In the 1930s railways were reasonably fast and reliable, but locomotives were noisy and dirty, steam powered and prodigious users of only the finest quality coal. The long distance motor coach was seen as a modern alternative. With the building of high-speed autoroutes in Europe and America, designers put strong emphasis on effective aerodynamics and futuristic looks, in this way some great vehicles were created. Vertical rear fins became both a symbol that linked the motor coach to aircraft design, and an aid to straight-line stability at speed.

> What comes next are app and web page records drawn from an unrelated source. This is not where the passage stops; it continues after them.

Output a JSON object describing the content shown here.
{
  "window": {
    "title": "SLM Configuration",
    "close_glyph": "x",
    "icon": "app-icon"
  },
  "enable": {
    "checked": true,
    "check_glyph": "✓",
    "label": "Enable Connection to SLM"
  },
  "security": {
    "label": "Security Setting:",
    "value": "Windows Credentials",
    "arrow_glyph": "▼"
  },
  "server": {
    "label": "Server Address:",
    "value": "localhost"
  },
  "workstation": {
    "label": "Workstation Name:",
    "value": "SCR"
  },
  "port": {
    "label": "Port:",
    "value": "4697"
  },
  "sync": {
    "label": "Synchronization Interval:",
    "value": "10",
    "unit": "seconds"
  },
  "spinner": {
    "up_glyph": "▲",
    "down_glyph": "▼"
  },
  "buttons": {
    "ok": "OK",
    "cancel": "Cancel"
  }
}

In the late 1930s and early 40s the famous Greyhound Bus Line in America created a design language that they still used until not long ago to imply the efficiency of a ‘machine for long distance travel’. The look was quite different from that of a tourist bus, bright aluminum corrugations on the exterior surfaces enhanced the streamlined design, the small windows were raked forward to suggest speed, and large front corner radii with exaggerated plan shape completed the futuristic appearance. Greyhound enhanced this modern message with the design of their coach stations, building them in the ‘Streamline Moderne’ style developed by architects such as Gilbert Rohde, Alfred Shaw and Howard Lydecker.
In Germany, Mercedes and Büssing were two manufactures that built dramatic looking autobahn cruising vehicles, in the UK Duple was also a trendsetter. Futurist designers in the US presented fantastic schemes for dramatic trans-continental buses most of which were never going to reach production but challenged contemporary car design.
Today cheap economy class seats on American airlines are called ‘Coach’; this is probably a reflection on how coach or bus travel is now seen in the US — something for the less well of who will not complain too much! Why don’t bus companies offer high quality travel for those who dislike flying or don’t need to save every minute of traveling time?
It is the same with local tourist coaches; darkened windows, double-glazing, and air conditioning, all conspire to separate the traveler from the outside world. You get none of the sights, sounds or smells of the trip, it is only the final destination that seems to matter, not the journey.
Some years ago I worked on a couple of conceptual vehicle designs with good friend Rakesh Chavda. One was for all of the transportation for a resort island near Singapore. We were able to propose all of the infrastructure as well as the vehicles, this felt like a complete design project where environment and hardware were integrated. The other was for a radically different tourist bus, a ‘Mobile Lounge’ that would immerse the passengers in the local culture and environment in a very different way from being cocooned inside a Volvo.